November 11, 2010; Source: | Facebook announced last week that the company would open a new data center in North Carolina. Its sticker price alone—nearly half a billion dollars—is enough to take your breath away, but paralleling the site’s staggering growth in users and revenue is its carbon footprint.

Greenpeace recently launched an effort to convince Facebook that its first data center, which is coal-powered, is detrimental to both the environment and its image. To counter, Facebook launched a PR campaign to tout the ways the company is going green. For example, Facebook, in the announcement of the new data center, bragged about technologies they had developed that permitted twice the data to be processed using the same amount of energy.

Activists at Greenpeace aren’t so impressed, and point to the 600,000 Facebook users who have joined up with their anti-coal campaign as evidence that Facebook’s spin isn’t convincing anybody.
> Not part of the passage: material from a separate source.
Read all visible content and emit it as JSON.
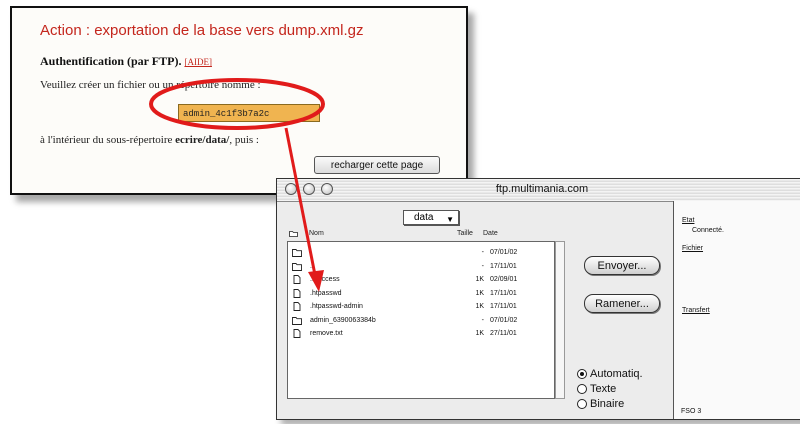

About the new data center, Greenpeace’s Gary Cook issued a statement saying, “Facebook has again chosen a location that will increase demand for dirty energy,” and while energy efficiency initiatives are the first step towards bettering their corporate citizenship, steps two, three, and beyond are what comprise a responsible strategy, rather than simply greenwashing.—James David Morgan